STOCKTON — San Joaquin County sheriff’s deputies arrested Randall Toshio Saito, an escapee from the Hawaii State Hospital, at approximately 10:30 a.m. on Nov. 15.
Saito, 59, was acquitted of the 1979 murder of Sandra Yamashiro based on mental disease or disorder and committed to the state hospital, located in Kaneohe on Oahu.
The arrest, made in the area of Highway 99 and Waterloo Road in Stockton, was made as a result of a tip from an alert taxi driver.
According to the Honolulu Police Department, Saito, 59, escaped from the Hawaii State Hospital on Nov. 12 at approximately 9 a.m. Somehow he was able to take a plane to Maui, and flew to San Jose from there.
Many have questioned the delay in reporting Saito missing. Hospital staff called 911 shortly after 7:30 p.m., two hours after he landed in San Jose via Hawaiian Airlines.
Surveillance video from the cab that Saito hailed at Kaneohe Community Park show him with a backpack stuffed with supplies, including a cell phone and a charger. Video from the hospital shows that he did not have the backpack when he escaped.

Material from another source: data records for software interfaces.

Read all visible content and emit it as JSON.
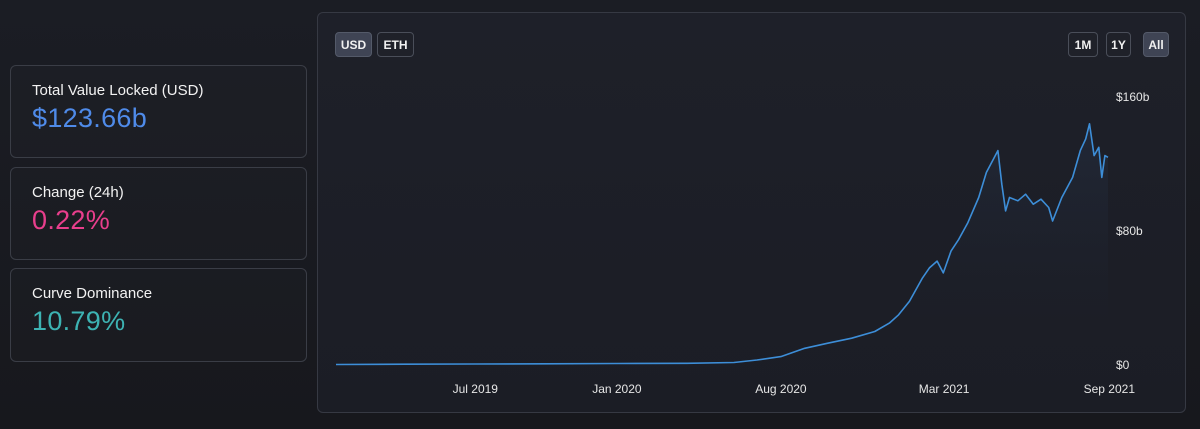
{
  "stats": {
    "tvl": {
      "label": "Total Value Locked (USD)",
      "value": "$123.66b",
      "color": "#4f8be9"
    },
    "change": {
      "label": "Change (24h)",
      "value": "0.22%",
      "color": "#e83e8c"
    },
    "dominance": {
      "label": "Curve Dominance",
      "value": "10.79%",
      "color": "#3db3b3"
    }
  },
  "controls": {
    "currency": [
      "USD",
      "ETH"
    ],
    "currency_selected": "USD",
    "ranges": [
      "1M",
      "1Y",
      "All"
    ],
    "range_selected": "All"
  },
  "chart_data": {
    "type": "line",
    "line_color": "#3d8ed8",
    "x_ticks": [
      {
        "label": "Jul 2019",
        "date": "2019-07-01"
      },
      {
        "label": "Jan 2020",
        "date": "2020-01-01"
      },
      {
        "label": "Aug 2020",
        "date": "2020-08-01"
      },
      {
        "label": "Mar 2021",
        "date": "2021-03-01"
      },
      {
        "label": "Sep 2021",
        "date": "2021-09-01"
      }
    ],
    "y_ticks": [
      {
        "label": "$160b",
        "value": 160
      },
      {
        "label": "$80b",
        "value": 80
      },
      {
        "label": "$0",
        "value": 0
      }
    ],
    "ylim": [
      0,
      160
    ],
    "y_unit": "billion USD",
    "grid": false,
    "series": [
      {
        "points": [
          [
            "2019-01-01",
            0.3
          ],
          [
            "2019-04-01",
            0.5
          ],
          [
            "2019-07-01",
            0.6
          ],
          [
            "2019-10-01",
            0.7
          ],
          [
            "2020-01-01",
            0.9
          ],
          [
            "2020-04-01",
            1.0
          ],
          [
            "2020-06-01",
            1.5
          ],
          [
            "2020-07-01",
            3
          ],
          [
            "2020-08-01",
            5
          ],
          [
            "2020-09-01",
            10
          ],
          [
            "2020-10-01",
            13
          ],
          [
            "2020-11-01",
            16
          ],
          [
            "2020-12-01",
            20
          ],
          [
            "2020-12-20",
            25
          ],
          [
            "2021-01-01",
            30
          ],
          [
            "2021-01-15",
            38
          ],
          [
            "2021-02-01",
            52
          ],
          [
            "2021-02-10",
            58
          ],
          [
            "2021-02-20",
            62
          ],
          [
            "2021-02-28",
            55
          ],
          [
            "2021-03-10",
            68
          ],
          [
            "2021-03-20",
            75
          ],
          [
            "2021-04-01",
            85
          ],
          [
            "2021-04-15",
            100
          ],
          [
            "2021-04-25",
            115
          ],
          [
            "2021-05-10",
            128
          ],
          [
            "2021-05-15",
            108
          ],
          [
            "2021-05-20",
            92
          ],
          [
            "2021-05-25",
            100
          ],
          [
            "2021-06-05",
            98
          ],
          [
            "2021-06-15",
            102
          ],
          [
            "2021-06-25",
            96
          ],
          [
            "2021-07-05",
            99
          ],
          [
            "2021-07-15",
            94
          ],
          [
            "2021-07-20",
            86
          ],
          [
            "2021-08-01",
            100
          ],
          [
            "2021-08-15",
            112
          ],
          [
            "2021-08-25",
            128
          ],
          [
            "2021-09-01",
            135
          ],
          [
            "2021-09-06",
            144
          ],
          [
            "2021-09-12",
            125
          ],
          [
            "2021-09-18",
            130
          ],
          [
            "2021-09-22",
            112
          ],
          [
            "2021-09-26",
            125
          ],
          [
            "2021-09-30",
            124
          ]
        ]
      }
    ]
  }
}
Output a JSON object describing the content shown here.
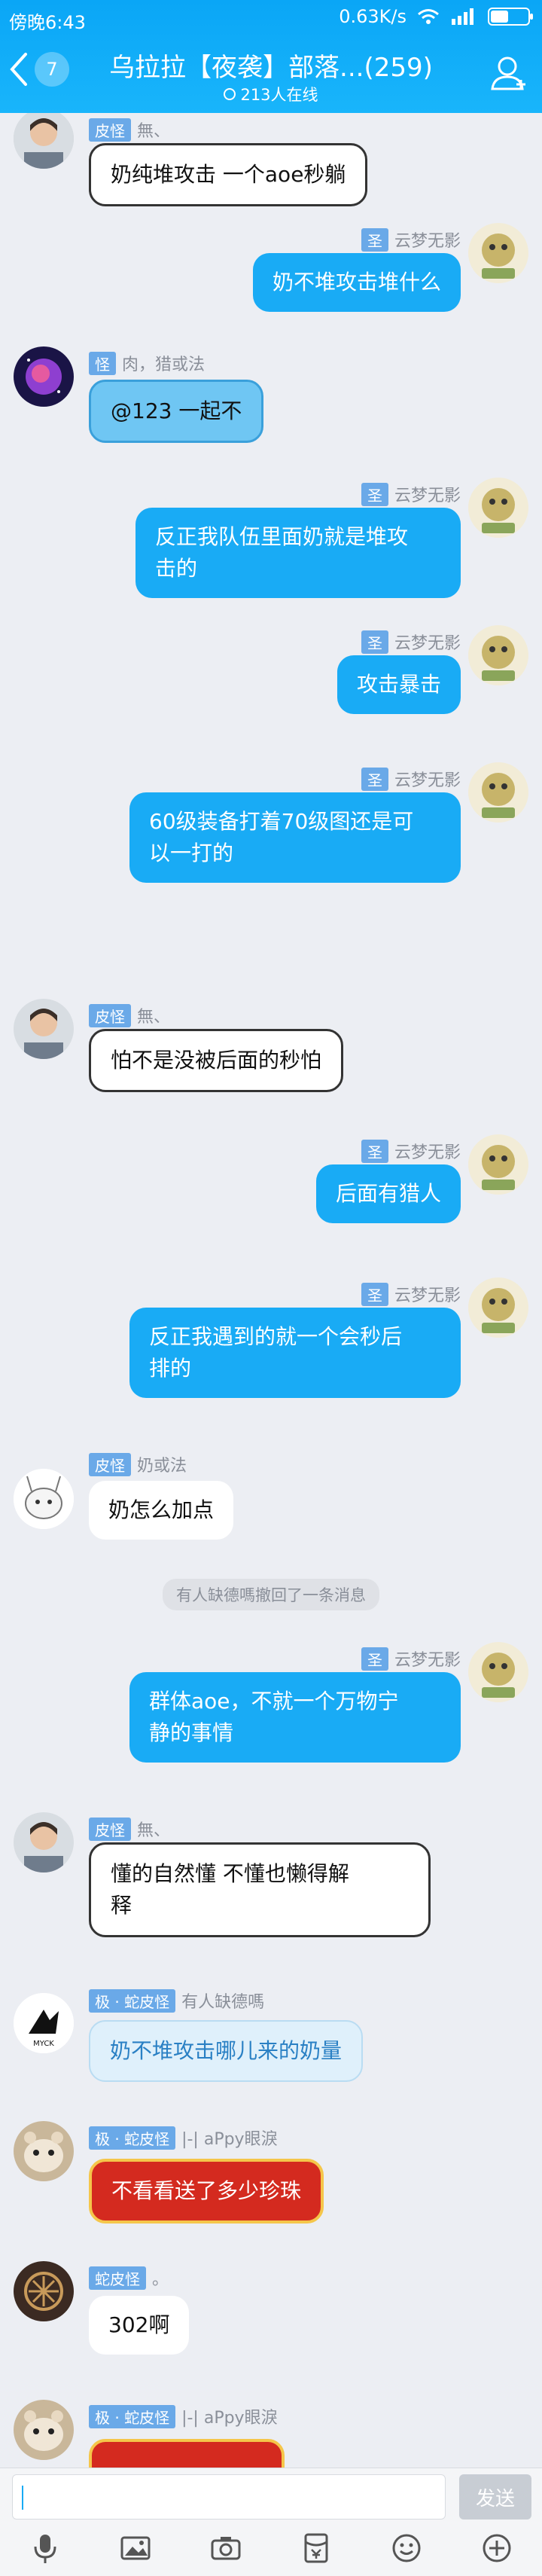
{
  "status": {
    "time": "傍晚6:43",
    "speed": "0.63K/s",
    "network": "4G"
  },
  "header": {
    "unread": "7",
    "title": "乌拉拉【夜袭】部落...(259)",
    "online": "213人在线"
  },
  "messages": [
    {
      "side": "left",
      "tag": "皮怪",
      "name": "無、",
      "text": "奶纯堆攻击 一个aoe秒躺",
      "style": "bordered",
      "avatar": "man"
    },
    {
      "side": "right",
      "tag": "圣",
      "name": "云梦无影",
      "text": "奶不堆攻击堆什么",
      "style": "normal",
      "avatar": "tiger"
    },
    {
      "side": "left",
      "tag": "怪",
      "name": "肉，猎或法",
      "text": "@123 一起不",
      "style": "cloud",
      "avatar": "galaxy"
    },
    {
      "side": "right",
      "tag": "圣",
      "name": "云梦无影",
      "text1": "反正我队伍里面奶就是堆攻",
      "text2": "击的",
      "style": "normal",
      "avatar": "tiger"
    },
    {
      "side": "right",
      "tag": "圣",
      "name": "云梦无影",
      "text": "攻击暴击",
      "style": "normal",
      "avatar": "tiger"
    },
    {
      "side": "right",
      "tag": "圣",
      "name": "云梦无影",
      "text1": "60级装备打着70级图还是可",
      "text2": "以一打的",
      "style": "normal",
      "avatar": "tiger"
    },
    {
      "side": "left",
      "tag": "皮怪",
      "name": "無、",
      "text": "怕不是没被后面的秒怕",
      "style": "bordered",
      "avatar": "man"
    },
    {
      "side": "right",
      "tag": "圣",
      "name": "云梦无影",
      "text": "后面有猎人",
      "style": "normal",
      "avatar": "tiger"
    },
    {
      "side": "right",
      "tag": "圣",
      "name": "云梦无影",
      "text1": "反正我遇到的就一个会秒后",
      "text2": "排的",
      "style": "normal",
      "avatar": "tiger"
    },
    {
      "side": "left",
      "tag": "皮怪",
      "name": "奶或法",
      "text": "奶怎么加点",
      "style": "plain",
      "avatar": "bunny"
    },
    {
      "side": "right",
      "tag": "圣",
      "name": "云梦无影",
      "text1": "群体aoe，不就一个万物宁",
      "text2": "静的事情",
      "style": "normal",
      "avatar": "tiger"
    },
    {
      "side": "left",
      "tag": "皮怪",
      "name": "無、",
      "text1": "懂的自然懂  不懂也懒得解",
      "text2": "释",
      "style": "bordered",
      "avatar": "man"
    },
    {
      "side": "left",
      "tag": "极 · 蛇皮怪",
      "name": "有人缺德嗎",
      "text": "奶不堆攻击哪儿来的奶量",
      "style": "soft",
      "avatar": "logo"
    },
    {
      "side": "left",
      "tag": "极 · 蛇皮怪",
      "name": "|-| aPpy眼淚",
      "text": "不看看送了多少珍珠",
      "style": "red",
      "avatar": "hamster"
    },
    {
      "side": "left",
      "tag": "蛇皮怪",
      "name": "。",
      "text": "302啊",
      "style": "plain",
      "avatar": "orb"
    },
    {
      "side": "left",
      "tag": "极 · 蛇皮怪",
      "name": "|-| aPpy眼淚",
      "text": "",
      "style": "red",
      "avatar": "hamster"
    }
  ],
  "recall_notice": "有人缺德嗎撤回了一条消息",
  "composer": {
    "placeholder": "",
    "send_label": "发送"
  },
  "toolbar": [
    "mic-icon",
    "image-icon",
    "camera-icon",
    "red-packet-icon",
    "emoji-icon",
    "plus-icon"
  ],
  "colors": {
    "header": "#12aef8",
    "out_bubble": "#19abf5",
    "background": "#eceef3"
  }
}
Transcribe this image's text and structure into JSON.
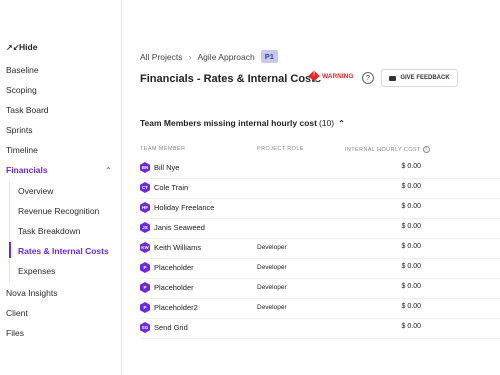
{
  "sidebar": {
    "hide_label": "Hide",
    "items": [
      {
        "label": "Baseline"
      },
      {
        "label": "Scoping"
      },
      {
        "label": "Task Board"
      },
      {
        "label": "Sprints"
      },
      {
        "label": "Timeline"
      },
      {
        "label": "Financials"
      }
    ],
    "financials_sub": [
      {
        "label": "Overview"
      },
      {
        "label": "Revenue Recognition"
      },
      {
        "label": "Task Breakdown"
      },
      {
        "label": "Rates & Internal Costs"
      },
      {
        "label": "Expenses"
      }
    ],
    "items_after": [
      {
        "label": "Nova Insights"
      },
      {
        "label": "Client"
      },
      {
        "label": "Files"
      }
    ],
    "accent_color": "#6c2bd9"
  },
  "breadcrumb": {
    "all_projects": "All Projects",
    "project": "Agile Approach",
    "badge": "P1"
  },
  "header": {
    "title": "Financials - Rates & Internal Costs",
    "warning_label": "WARNING",
    "help_icon": "?",
    "feedback_label": "GIVE FEEDBACK"
  },
  "section": {
    "title": "Team Members missing internal hourly cost",
    "count": "(10)"
  },
  "table": {
    "columns": [
      "TEAM MEMBER",
      "PROJECT ROLE",
      "INTERNAL HOURLY COST"
    ],
    "rows": [
      {
        "initials": "BN",
        "name": "Bill Nye",
        "role": "",
        "cost": "$ 0.00"
      },
      {
        "initials": "CT",
        "name": "Cole Train",
        "role": "",
        "cost": "$ 0.00"
      },
      {
        "initials": "HF",
        "name": "Holiday Freelance",
        "role": "",
        "cost": "$ 0.00"
      },
      {
        "initials": "JS",
        "name": "Janis Seaweed",
        "role": "",
        "cost": "$ 0.00"
      },
      {
        "initials": "KW",
        "name": "Keith Williams",
        "role": "Developer",
        "cost": "$ 0.00"
      },
      {
        "initials": "P",
        "name": "Placeholder",
        "role": "Developer",
        "cost": "$ 0.00"
      },
      {
        "initials": "P",
        "name": "Placeholder",
        "role": "Developer",
        "cost": "$ 0.00"
      },
      {
        "initials": "P",
        "name": "Placeholder2",
        "role": "Developer",
        "cost": "$ 0.00"
      },
      {
        "initials": "SG",
        "name": "Send Grid",
        "role": "",
        "cost": "$ 0.00"
      }
    ]
  }
}
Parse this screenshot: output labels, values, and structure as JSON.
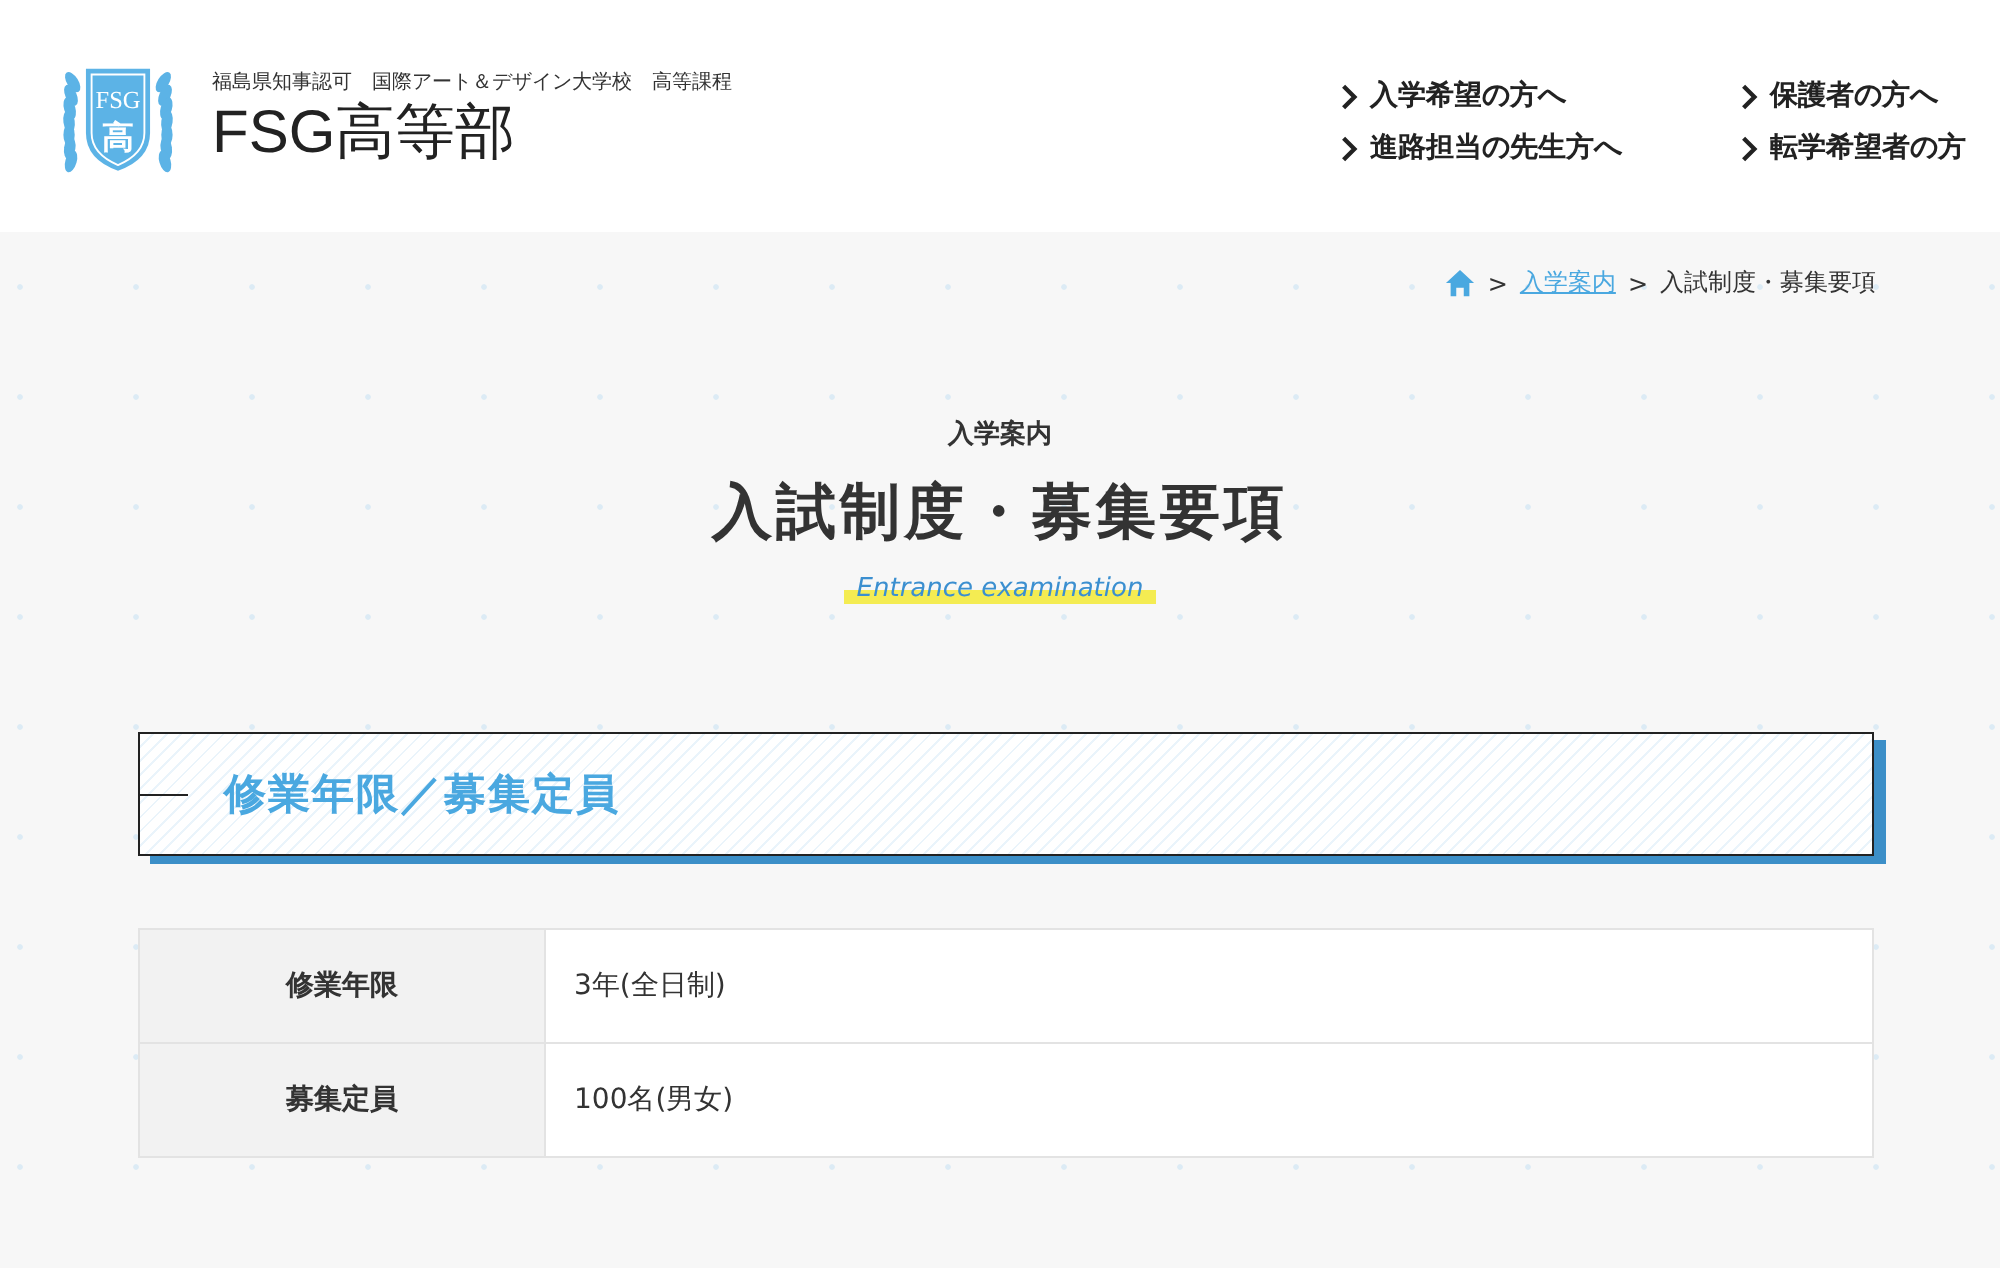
{
  "header": {
    "logo": {
      "mark_top": "FSG",
      "mark_bottom": "高"
    },
    "tagline": "福島県知事認可　国際アート＆デザイン大学校　高等課程",
    "site_name": "FSG高等部",
    "nav": [
      {
        "label": "入学希望の方へ"
      },
      {
        "label": "保護者の方へ"
      },
      {
        "label": "進路担当の先生方へ"
      },
      {
        "label": "転学希望者の方"
      }
    ]
  },
  "breadcrumb": {
    "separator": ">",
    "links": [
      {
        "label": "入学案内"
      }
    ],
    "current": "入試制度・募集要項"
  },
  "page_heading": {
    "category": "入学案内",
    "title": "入試制度・募集要項",
    "english": "Entrance examination"
  },
  "section": {
    "title": "修業年限／募集定員",
    "rows": [
      {
        "label": "修業年限",
        "value": "3年(全日制)"
      },
      {
        "label": "募集定員",
        "value": "100名(男女)"
      }
    ]
  }
}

According to Hawaii News Now, sources say Saito’s ticket to California was purchased online and he paid for his cab ride and his charter flight in cash, using an assumed name.
Honolulu police received a tip that Saito was on his way to a brother’s home in Stockton and forwarded that information to local authorities.
On Nov. 14, Hawaii Attorney General Doug Chin announced that his office had charged Saito with felony escape and issued a bench warrant for his arrest in the amount of $500,000. Law enforcement in all 50 states may enforce an arrest warrant issued by the state of Hawaii.
“This is a dangerous individual,” Chin said at the time. “We need him off the sreets. The state is in close contact with law enforcement to make this happen.”
Because of Saito’s potential for violence, the public was warned not to approach or try to apprehend him.
Saito is charged with escape in the second degree, a Class C felony with a maximum sentence of five years in prison and a $10,000 fine. He was not charged with escape in the first degree, which requires use of force.
The Hawaii State Hospital, which houses over 300 patients, said in a statement that it “takes all escapes seriously and has safeguards in place to minimize the chances of these from occurring. A thorough investigation is now under way to gather more details to identify areas for improvement.
“To comply with federal and state privacy laws, the Hawaii Department of Health (DOH) may not disclose information on Hawaii State Hospital patients.
“We are also aware of the need to support the safety of the public and per protocol, any escape is reported to law enforcement to expedite searches for patients, including the patient who escaped from the Hawaii State Hospital on Sunday.”
Hawaii State Hospital Administrator William May told the local CBS affiliate, KGMB-TV, that appropriate steps would be taken if Saito had help from someone inside the facility. An anonymous staffer told KGMB that Saito was known for his manipulative behavior.
Yamashiro, whose body was found in her car at a shopping mall, was shot and repeatedly stabbed. Authorities said she was selected at random.
Saito was diagnosed with sexual sadism and necrophilia. In 1993, a court denied his request for conditional release, saying that his mental condition was unchanged.
In 2000, defense attorneys again sought to have Saito released, but Jeff Albert, a deputy city prosecutor, objected, saying that Saito “fills all the criteria of a classic serial killer.”
“Because he committed a murder, no matter how long ago it was, he still has ability or inherent ability to do another … very heinous and violent offense,” Wayne Tashima, a Honolulu prosecutor, told KGMB.